WHAT THIS TASK INVOLVES: Take every line from the entries below that includes the word "value" and copy it.

- - - - -

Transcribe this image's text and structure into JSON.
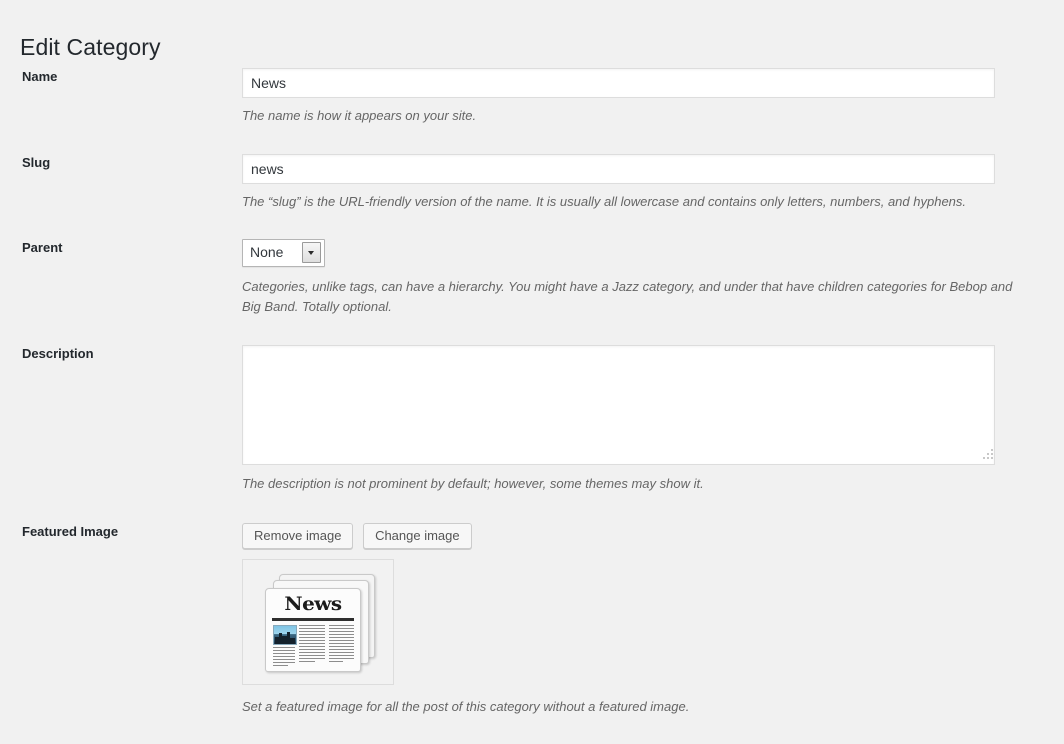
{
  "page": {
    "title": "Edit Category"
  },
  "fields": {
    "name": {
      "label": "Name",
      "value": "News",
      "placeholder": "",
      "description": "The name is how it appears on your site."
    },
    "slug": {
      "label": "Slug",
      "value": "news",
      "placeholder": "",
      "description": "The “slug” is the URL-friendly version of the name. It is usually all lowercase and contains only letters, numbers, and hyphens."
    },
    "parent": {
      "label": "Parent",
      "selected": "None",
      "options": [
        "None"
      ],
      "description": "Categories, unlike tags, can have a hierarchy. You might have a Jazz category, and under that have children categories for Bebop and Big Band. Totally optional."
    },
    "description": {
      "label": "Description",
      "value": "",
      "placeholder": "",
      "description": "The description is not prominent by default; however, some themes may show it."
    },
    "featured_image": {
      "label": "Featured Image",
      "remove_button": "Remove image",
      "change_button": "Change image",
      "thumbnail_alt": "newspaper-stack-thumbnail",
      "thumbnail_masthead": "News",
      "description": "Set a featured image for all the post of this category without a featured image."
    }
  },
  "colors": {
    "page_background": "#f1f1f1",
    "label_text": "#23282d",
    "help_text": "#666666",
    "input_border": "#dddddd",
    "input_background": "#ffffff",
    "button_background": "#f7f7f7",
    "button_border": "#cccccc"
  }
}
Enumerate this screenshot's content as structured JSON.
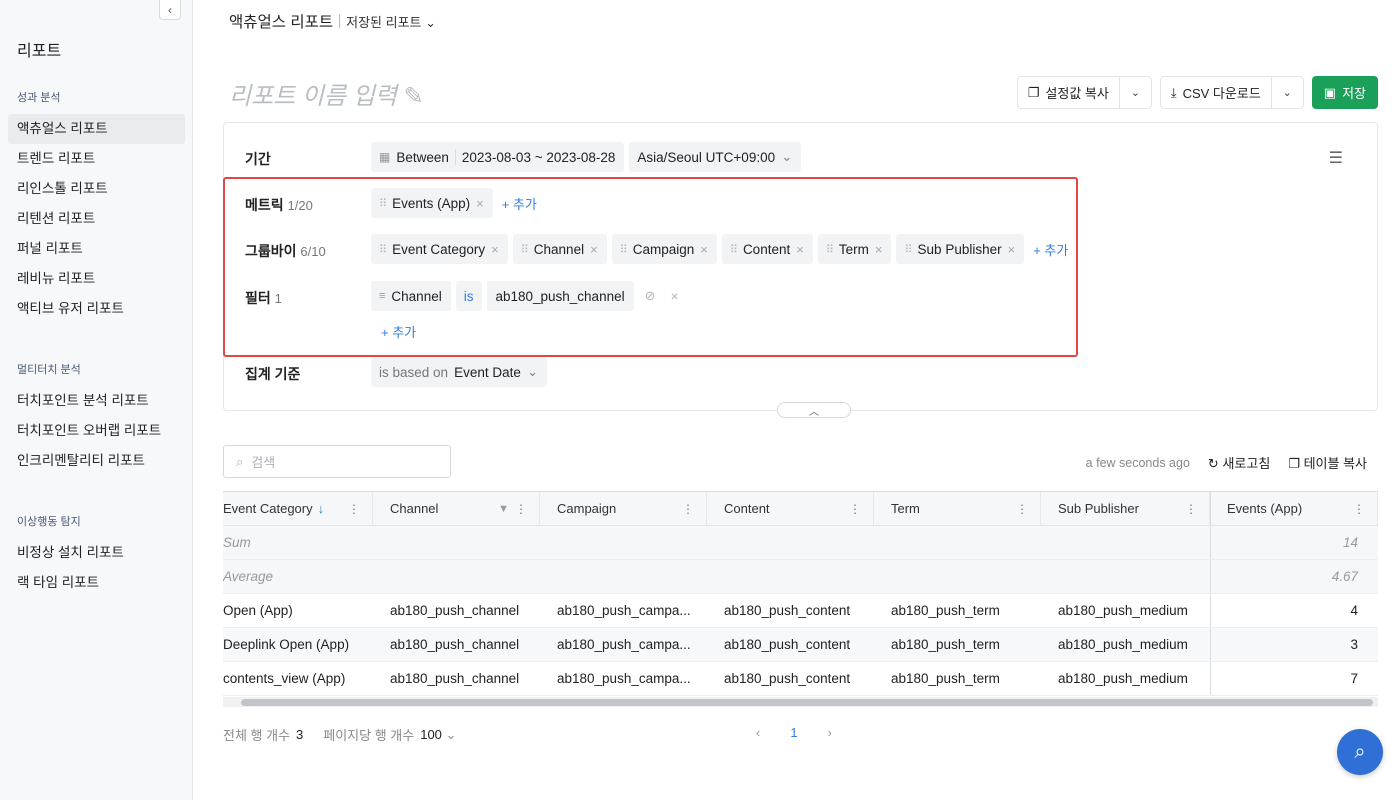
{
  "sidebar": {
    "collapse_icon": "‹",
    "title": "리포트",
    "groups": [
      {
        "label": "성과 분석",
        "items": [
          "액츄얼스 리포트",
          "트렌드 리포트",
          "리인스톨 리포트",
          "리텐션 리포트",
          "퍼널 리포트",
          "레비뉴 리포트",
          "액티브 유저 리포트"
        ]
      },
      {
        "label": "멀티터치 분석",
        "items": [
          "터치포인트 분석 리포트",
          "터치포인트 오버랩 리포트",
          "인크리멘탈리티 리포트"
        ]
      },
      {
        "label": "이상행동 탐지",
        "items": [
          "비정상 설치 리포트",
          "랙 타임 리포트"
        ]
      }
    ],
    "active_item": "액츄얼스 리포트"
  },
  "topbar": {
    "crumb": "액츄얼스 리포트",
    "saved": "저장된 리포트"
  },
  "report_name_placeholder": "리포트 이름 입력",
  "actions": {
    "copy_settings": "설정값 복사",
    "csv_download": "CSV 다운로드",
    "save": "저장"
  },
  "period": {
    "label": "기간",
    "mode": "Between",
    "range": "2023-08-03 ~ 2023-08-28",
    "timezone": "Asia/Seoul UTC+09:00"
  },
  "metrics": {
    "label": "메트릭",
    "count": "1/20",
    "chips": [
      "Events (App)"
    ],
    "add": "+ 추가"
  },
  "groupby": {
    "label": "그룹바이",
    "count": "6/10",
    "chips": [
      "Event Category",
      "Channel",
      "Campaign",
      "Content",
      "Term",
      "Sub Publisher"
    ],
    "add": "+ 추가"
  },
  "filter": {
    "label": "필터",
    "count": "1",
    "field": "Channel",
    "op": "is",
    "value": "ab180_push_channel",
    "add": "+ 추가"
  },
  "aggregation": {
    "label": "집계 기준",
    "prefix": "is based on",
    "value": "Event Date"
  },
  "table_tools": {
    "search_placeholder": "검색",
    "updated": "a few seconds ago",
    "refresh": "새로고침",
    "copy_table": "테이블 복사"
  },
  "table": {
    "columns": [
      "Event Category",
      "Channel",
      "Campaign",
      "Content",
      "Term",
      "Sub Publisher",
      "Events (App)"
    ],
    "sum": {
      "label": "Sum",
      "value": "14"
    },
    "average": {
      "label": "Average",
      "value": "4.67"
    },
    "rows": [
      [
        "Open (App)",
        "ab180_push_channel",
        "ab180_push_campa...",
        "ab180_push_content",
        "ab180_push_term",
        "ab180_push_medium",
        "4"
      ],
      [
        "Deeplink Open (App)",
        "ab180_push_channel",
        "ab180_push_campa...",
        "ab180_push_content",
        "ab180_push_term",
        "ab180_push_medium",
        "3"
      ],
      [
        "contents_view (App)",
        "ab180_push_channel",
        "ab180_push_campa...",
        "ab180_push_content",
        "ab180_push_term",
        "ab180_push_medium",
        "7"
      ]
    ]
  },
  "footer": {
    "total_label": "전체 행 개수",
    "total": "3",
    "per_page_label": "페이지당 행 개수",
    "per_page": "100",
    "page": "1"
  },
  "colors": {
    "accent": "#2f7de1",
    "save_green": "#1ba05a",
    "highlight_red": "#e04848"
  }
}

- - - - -

OUTPUT OF THE TASK:
      "value": "News",
      "value": "news",
      "value": "",
    "value": "ab180_push_channel",
    "value": "Event Date"
      "value": "14"
      "value": "4.67"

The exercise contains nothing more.